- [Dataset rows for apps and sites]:

◆ ◆ ◆ ◆ ◆ ◆ ◆

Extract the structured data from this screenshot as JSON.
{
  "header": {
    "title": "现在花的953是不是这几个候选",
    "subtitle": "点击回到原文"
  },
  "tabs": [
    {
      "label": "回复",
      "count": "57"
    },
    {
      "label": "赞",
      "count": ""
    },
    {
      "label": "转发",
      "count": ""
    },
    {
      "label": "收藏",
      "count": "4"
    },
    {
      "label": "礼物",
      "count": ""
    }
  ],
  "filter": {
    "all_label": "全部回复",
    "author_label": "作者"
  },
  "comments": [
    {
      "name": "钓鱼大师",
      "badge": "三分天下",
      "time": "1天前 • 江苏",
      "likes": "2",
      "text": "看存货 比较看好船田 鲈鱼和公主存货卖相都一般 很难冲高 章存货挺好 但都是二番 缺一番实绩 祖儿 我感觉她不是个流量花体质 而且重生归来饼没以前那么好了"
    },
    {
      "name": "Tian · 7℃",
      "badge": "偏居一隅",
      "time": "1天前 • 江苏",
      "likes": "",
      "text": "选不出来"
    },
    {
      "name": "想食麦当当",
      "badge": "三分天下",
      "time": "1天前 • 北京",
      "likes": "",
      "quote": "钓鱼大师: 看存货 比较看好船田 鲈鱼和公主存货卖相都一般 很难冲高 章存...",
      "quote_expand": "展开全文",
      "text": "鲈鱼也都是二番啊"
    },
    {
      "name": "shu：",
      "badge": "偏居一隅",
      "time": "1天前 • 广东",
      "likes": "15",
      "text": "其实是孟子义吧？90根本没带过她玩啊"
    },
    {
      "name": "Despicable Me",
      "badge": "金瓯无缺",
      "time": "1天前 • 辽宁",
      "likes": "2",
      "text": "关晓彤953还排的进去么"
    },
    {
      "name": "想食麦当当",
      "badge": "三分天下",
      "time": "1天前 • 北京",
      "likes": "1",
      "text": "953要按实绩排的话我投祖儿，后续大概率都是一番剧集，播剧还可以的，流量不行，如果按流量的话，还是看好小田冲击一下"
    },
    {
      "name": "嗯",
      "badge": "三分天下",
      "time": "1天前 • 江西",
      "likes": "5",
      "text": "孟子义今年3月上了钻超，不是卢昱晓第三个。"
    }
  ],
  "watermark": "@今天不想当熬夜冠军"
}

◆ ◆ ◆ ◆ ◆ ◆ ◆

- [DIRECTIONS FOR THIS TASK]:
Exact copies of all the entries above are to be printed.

- [WRITTEN ANSWER]:
Extract the structured data from this screenshot as JSON.
{
  "header": {
    "title": "现在花的953是不是这几个候选",
    "subtitle": "点击回到原文"
  },
  "tabs": [
    {
      "label": "回复",
      "count": "57"
    },
    {
      "label": "赞",
      "count": ""
    },
    {
      "label": "转发",
      "count": ""
    },
    {
      "label": "收藏",
      "count": "4"
    },
    {
      "label": "礼物",
      "count": ""
    }
  ],
  "filter": {
    "all_label": "全部回复",
    "author_label": "作者"
  },
  "comments": [
    {
      "name": "钓鱼大师",
      "badge": "三分天下",
      "time": "1天前 • 江苏",
      "likes": "2",
      "text": "看存货 比较看好船田 鲈鱼和公主存货卖相都一般 很难冲高 章存货挺好 但都是二番 缺一番实绩 祖儿 我感觉她不是个流量花体质 而且重生归来饼没以前那么好了"
    },
    {
      "name": "Tian · 7℃",
      "badge": "偏居一隅",
      "time": "1天前 • 江苏",
      "likes": "",
      "text": "选不出来"
    },
    {
      "name": "想食麦当当",
      "badge": "三分天下",
      "time": "1天前 • 北京",
      "likes": "",
      "quote": "钓鱼大师: 看存货 比较看好船田 鲈鱼和公主存货卖相都一般 很难冲高 章存...",
      "quote_expand": "展开全文",
      "text": "鲈鱼也都是二番啊"
    },
    {
      "name": "shu：",
      "badge": "偏居一隅",
      "time": "1天前 • 广东",
      "likes": "15",
      "text": "其实是孟子义吧？90根本没带过她玩啊"
    },
    {
      "name": "Despicable Me",
      "badge": "金瓯无缺",
      "time": "1天前 • 辽宁",
      "likes": "2",
      "text": "关晓彤953还排的进去么"
    },
    {
      "name": "想食麦当当",
      "badge": "三分天下",
      "time": "1天前 • 北京",
      "likes": "1",
      "text": "953要按实绩排的话我投祖儿，后续大概率都是一番剧集，播剧还可以的，流量不行，如果按流量的话，还是看好小田冲击一下"
    },
    {
      "name": "嗯",
      "badge": "三分天下",
      "time": "1天前 • 江西",
      "likes": "5",
      "text": "孟子义今年3月上了钻超，不是卢昱晓第三个。"
    }
  ],
  "watermark": "@今天不想当熬夜冠军"
}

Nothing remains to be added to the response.